Records drawn from a dataset
--------------------
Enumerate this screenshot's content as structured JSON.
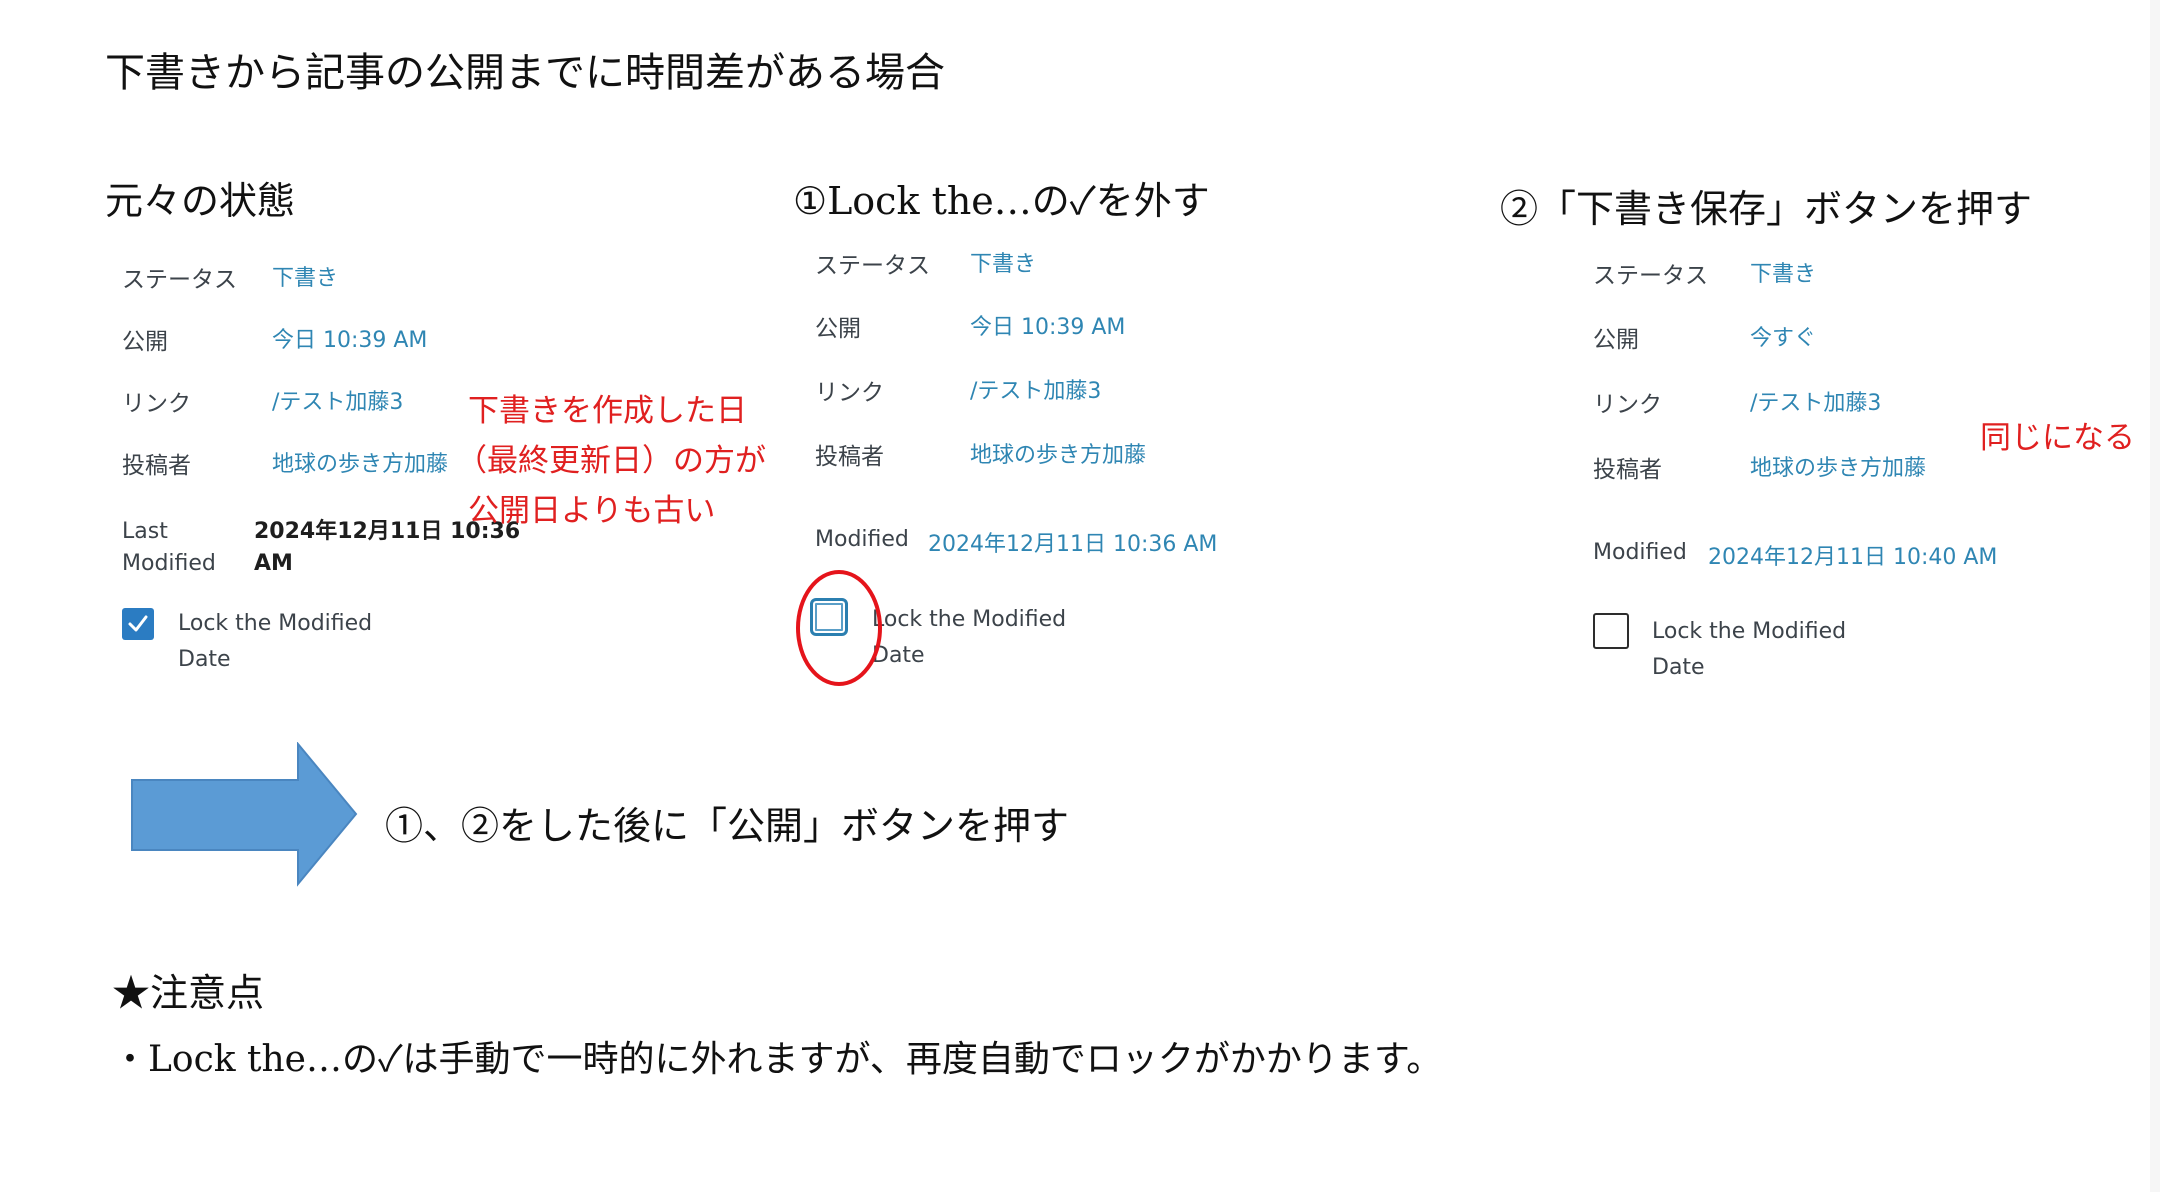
{
  "title": "下書きから記事の公開までに時間差がある場合",
  "panels": [
    {
      "heading": "元々の状態",
      "rows": [
        {
          "label": "ステータス",
          "value": "下書き"
        },
        {
          "label": "公開",
          "value": "今日 10:39 AM"
        },
        {
          "label": "リンク",
          "value": "/テスト加藤3"
        },
        {
          "label": "投稿者",
          "value": "地球の歩き方加藤"
        }
      ],
      "modified_label_line1": "Last",
      "modified_label_line2": "Modified",
      "modified_value_line1": "2024年12月11日 10:36",
      "modified_value_line2": "AM",
      "checkbox_checked": true,
      "checkbox_label_line1": "Lock the Modified",
      "checkbox_label_line2": "Date",
      "annotation": [
        "下書きを作成した日",
        "（最終更新日）の方が",
        "公開日よりも古い"
      ]
    },
    {
      "heading": "①Lock the…の✓を外す",
      "rows": [
        {
          "label": "ステータス",
          "value": "下書き"
        },
        {
          "label": "公開",
          "value": "今日 10:39 AM"
        },
        {
          "label": "リンク",
          "value": "/テスト加藤3"
        },
        {
          "label": "投稿者",
          "value": "地球の歩き方加藤"
        }
      ],
      "modified_label": "Modified",
      "modified_value": "2024年12月11日 10:36 AM",
      "checkbox_checked": false,
      "checkbox_label_line1": "Lock the Modified",
      "checkbox_label_line2": "Date"
    },
    {
      "heading": "②「下書き保存」ボタンを押す",
      "rows": [
        {
          "label": "ステータス",
          "value": "下書き"
        },
        {
          "label": "公開",
          "value": "今すぐ"
        },
        {
          "label": "リンク",
          "value": "/テスト加藤3"
        },
        {
          "label": "投稿者",
          "value": "地球の歩き方加藤"
        }
      ],
      "modified_label": "Modified",
      "modified_value": "2024年12月11日 10:40 AM",
      "checkbox_checked": false,
      "checkbox_label_line1": "Lock the Modified",
      "checkbox_label_line2": "Date",
      "annotation": "同じになる"
    }
  ],
  "arrow_step": {
    "icon": "right-arrow-icon",
    "text": "①、②をした後に「公開」ボタンを押す"
  },
  "notes": {
    "heading": "★注意点",
    "line": "・Lock the…の✓は手動で一時的に外れますが、再度自動でロックがかかります。"
  },
  "colors": {
    "link_blue": "#2f86b3",
    "annotation_red": "#e02020",
    "checkbox_blue": "#2b7cc2",
    "arrow_blue": "#5b9bd5"
  }
}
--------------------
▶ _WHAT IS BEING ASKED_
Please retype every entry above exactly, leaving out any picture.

▶ _ANSWER BOX_
Enumerate this screenshot's content as structured JSON.
{
  "title": "下書きから記事の公開までに時間差がある場合",
  "panels": [
    {
      "heading": "元々の状態",
      "rows": [
        {
          "label": "ステータス",
          "value": "下書き"
        },
        {
          "label": "公開",
          "value": "今日 10:39 AM"
        },
        {
          "label": "リンク",
          "value": "/テスト加藤3"
        },
        {
          "label": "投稿者",
          "value": "地球の歩き方加藤"
        }
      ],
      "modified_label_line1": "Last",
      "modified_label_line2": "Modified",
      "modified_value_line1": "2024年12月11日 10:36",
      "modified_value_line2": "AM",
      "checkbox_checked": true,
      "checkbox_label_line1": "Lock the Modified",
      "checkbox_label_line2": "Date",
      "annotation": [
        "下書きを作成した日",
        "（最終更新日）の方が",
        "公開日よりも古い"
      ]
    },
    {
      "heading": "①Lock the…の✓を外す",
      "rows": [
        {
          "label": "ステータス",
          "value": "下書き"
        },
        {
          "label": "公開",
          "value": "今日 10:39 AM"
        },
        {
          "label": "リンク",
          "value": "/テスト加藤3"
        },
        {
          "label": "投稿者",
          "value": "地球の歩き方加藤"
        }
      ],
      "modified_label": "Modified",
      "modified_value": "2024年12月11日 10:36 AM",
      "checkbox_checked": false,
      "checkbox_label_line1": "Lock the Modified",
      "checkbox_label_line2": "Date"
    },
    {
      "heading": "②「下書き保存」ボタンを押す",
      "rows": [
        {
          "label": "ステータス",
          "value": "下書き"
        },
        {
          "label": "公開",
          "value": "今すぐ"
        },
        {
          "label": "リンク",
          "value": "/テスト加藤3"
        },
        {
          "label": "投稿者",
          "value": "地球の歩き方加藤"
        }
      ],
      "modified_label": "Modified",
      "modified_value": "2024年12月11日 10:40 AM",
      "checkbox_checked": false,
      "checkbox_label_line1": "Lock the Modified",
      "checkbox_label_line2": "Date",
      "annotation": "同じになる"
    }
  ],
  "arrow_step": {
    "icon": "right-arrow-icon",
    "text": "①、②をした後に「公開」ボタンを押す"
  },
  "notes": {
    "heading": "★注意点",
    "line": "・Lock the…の✓は手動で一時的に外れますが、再度自動でロックがかかります。"
  },
  "colors": {
    "link_blue": "#2f86b3",
    "annotation_red": "#e02020",
    "checkbox_blue": "#2b7cc2",
    "arrow_blue": "#5b9bd5"
  }
}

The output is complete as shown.